Wednesday, October 14, 2009

Foreign investors flock to JSE as confidence in dollar wanes

October 14, 2009

By Ethel Hazelhurst

Nearly R70-billion worth of offshore funds have flowed into JSE-listed companies this year, on a net basis, according to George Glynos, the managing director of market analysis firm ETM.

Non-resident inflows already topped the R67.5bn invested in the local stock exchange in the whole of 2007, Glynos said. And they follow a R57bn outflow last year.

Foreign inflows have helped push the JSE's all share index up 18 percent since the start of the year.

Glynos also said that according to technical analysis, the gold price could reach $1 300 (R9 560) within the next few months. The precious metal, which burst through the March 2008 record of $1 033 a week ago, touched a new record high of $1 068.30 yesterday before retreating to just below $1 060. It is 20 percent higher than at the start of the year.

The JSE and the gold price are beneficiaries of unprecedented levels of liquidity abroad, after the series of monetary and fiscal rescue packages in many economies over the past year.

"Large quantities of funds that have been cautiously sitting on the sidelines in risk averse investments ultimately need to be invested to generate stronger returns," Glynos said.
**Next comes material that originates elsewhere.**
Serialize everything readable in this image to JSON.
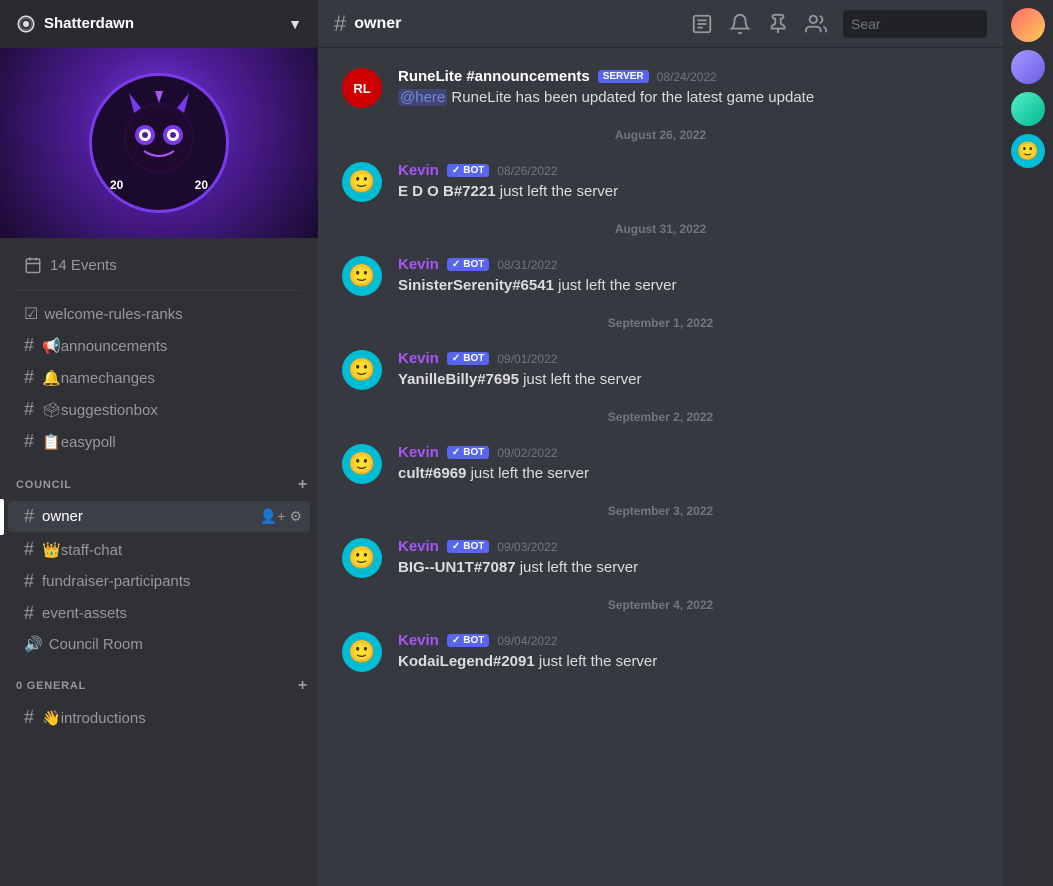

Global investors are seeking yield in emerging markets with a better growth outlook.

Glynos attributed much of the JSE's recent gains to foreign investors because local fund managers, he said, "haven't committed to the equity market in a wholesale manner". He said they were more cautious about "rotating away from risk-averse asset classes such as cash" as interest rates in the money market were still compensating for inflation and offered security in uncertain times.

However, he warned the run up in stock markets and commodity prices did not necessarily reflect optimism about economic fundamentals.

To some extent, they demonstrated a lack of confidence in the US dollar and were a response to "ultra loose monetary policies" abroad.

The dollar's role as the global reserve currency is in doubt as central banks round the world increasingly shift into other currencies, particularly the euro. Investors are also following suit.

Nedbank Capital said yesterday that the dollar was near a 14-month low against a basket of major currencies.

RMB commodity analyst Josina Oliphant said gold responded more to dollar weakness than most commodities.